Which lines in the records below contain the word "JSON"? Report each of them.

Dataset rows for apps and sites
Segment Open
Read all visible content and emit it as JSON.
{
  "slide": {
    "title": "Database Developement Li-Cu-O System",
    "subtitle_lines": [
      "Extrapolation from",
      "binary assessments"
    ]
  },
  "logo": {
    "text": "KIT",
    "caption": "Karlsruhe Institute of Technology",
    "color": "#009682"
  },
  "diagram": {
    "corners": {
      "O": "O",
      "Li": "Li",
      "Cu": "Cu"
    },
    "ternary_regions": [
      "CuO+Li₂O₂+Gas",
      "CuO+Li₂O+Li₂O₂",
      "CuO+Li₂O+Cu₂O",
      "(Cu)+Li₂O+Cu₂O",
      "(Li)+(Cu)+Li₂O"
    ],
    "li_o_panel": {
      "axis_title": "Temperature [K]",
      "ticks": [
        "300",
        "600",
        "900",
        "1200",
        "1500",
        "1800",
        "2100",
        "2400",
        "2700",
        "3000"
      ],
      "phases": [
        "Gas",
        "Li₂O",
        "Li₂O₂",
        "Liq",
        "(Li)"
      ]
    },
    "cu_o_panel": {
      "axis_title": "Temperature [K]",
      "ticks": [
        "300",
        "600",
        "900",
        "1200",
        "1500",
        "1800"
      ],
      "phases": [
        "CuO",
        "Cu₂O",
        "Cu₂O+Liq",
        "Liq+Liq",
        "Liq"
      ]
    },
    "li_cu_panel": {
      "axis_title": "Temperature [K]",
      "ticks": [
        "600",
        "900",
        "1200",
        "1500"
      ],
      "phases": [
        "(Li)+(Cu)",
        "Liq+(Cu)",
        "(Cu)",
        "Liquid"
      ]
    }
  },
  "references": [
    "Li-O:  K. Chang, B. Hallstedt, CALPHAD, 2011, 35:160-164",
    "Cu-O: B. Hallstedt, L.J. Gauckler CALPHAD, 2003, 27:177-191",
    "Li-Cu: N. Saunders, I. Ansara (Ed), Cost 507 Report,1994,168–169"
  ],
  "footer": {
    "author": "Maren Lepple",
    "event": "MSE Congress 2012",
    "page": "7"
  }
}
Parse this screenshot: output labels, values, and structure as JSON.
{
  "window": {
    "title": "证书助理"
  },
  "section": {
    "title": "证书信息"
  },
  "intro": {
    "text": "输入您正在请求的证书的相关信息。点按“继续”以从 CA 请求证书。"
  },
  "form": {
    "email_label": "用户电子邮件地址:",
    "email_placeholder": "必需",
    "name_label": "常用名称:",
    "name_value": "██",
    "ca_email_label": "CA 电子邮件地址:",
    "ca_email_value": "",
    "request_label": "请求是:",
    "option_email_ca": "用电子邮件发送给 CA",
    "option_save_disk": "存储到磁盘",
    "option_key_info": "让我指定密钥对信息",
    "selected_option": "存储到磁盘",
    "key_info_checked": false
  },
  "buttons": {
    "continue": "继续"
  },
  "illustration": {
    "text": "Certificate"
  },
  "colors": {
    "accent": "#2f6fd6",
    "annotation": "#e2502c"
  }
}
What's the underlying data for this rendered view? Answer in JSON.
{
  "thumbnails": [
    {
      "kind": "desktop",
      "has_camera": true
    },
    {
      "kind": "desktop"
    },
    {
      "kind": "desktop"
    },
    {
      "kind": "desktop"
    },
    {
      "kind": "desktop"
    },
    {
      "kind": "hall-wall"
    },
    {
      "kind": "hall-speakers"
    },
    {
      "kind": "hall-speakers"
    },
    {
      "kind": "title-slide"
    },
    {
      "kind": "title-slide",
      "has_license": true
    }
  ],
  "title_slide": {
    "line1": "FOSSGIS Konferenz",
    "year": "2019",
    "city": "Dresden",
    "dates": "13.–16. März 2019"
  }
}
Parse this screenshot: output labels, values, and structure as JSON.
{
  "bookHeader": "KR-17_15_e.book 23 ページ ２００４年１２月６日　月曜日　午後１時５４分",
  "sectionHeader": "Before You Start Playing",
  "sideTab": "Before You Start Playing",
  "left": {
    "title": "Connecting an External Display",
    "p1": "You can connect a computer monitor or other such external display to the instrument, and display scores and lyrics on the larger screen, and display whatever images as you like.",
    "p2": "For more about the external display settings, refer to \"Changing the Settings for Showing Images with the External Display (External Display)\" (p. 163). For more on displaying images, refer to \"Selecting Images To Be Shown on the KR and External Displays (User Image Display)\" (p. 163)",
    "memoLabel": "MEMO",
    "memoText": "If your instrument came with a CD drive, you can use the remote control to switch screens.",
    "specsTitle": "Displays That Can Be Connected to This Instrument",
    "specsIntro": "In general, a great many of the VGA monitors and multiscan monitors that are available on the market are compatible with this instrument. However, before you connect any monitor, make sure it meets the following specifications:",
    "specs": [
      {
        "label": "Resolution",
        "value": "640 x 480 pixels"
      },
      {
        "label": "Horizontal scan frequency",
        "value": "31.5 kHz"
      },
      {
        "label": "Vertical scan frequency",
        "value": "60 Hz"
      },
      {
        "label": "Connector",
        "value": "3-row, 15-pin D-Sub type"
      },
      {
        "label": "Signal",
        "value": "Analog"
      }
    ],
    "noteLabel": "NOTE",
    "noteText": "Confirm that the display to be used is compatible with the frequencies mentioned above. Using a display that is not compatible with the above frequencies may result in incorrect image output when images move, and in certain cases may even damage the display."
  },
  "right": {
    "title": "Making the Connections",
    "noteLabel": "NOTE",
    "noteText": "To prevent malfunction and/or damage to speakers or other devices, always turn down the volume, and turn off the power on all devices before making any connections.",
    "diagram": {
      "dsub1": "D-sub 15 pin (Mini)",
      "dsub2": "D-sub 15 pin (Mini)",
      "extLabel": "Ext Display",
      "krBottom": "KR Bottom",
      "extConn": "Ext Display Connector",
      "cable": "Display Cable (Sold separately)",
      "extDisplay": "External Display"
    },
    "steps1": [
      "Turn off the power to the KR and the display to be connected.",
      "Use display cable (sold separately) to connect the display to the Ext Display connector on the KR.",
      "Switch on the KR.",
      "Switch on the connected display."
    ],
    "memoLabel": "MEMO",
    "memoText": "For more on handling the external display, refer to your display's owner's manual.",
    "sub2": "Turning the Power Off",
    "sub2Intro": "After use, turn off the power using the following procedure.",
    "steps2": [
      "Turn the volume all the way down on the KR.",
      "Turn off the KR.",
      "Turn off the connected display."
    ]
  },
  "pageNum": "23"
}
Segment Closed
ANSWER TO THIS PROBLEM
Read all visible content and emit it as JSON.
Parse this screenshot: output labels, values, and structure as JSON.
What's the underlying data for this rendered view? Answer in JSON.
Parse this screenshot: output labels, values, and structure as JSON.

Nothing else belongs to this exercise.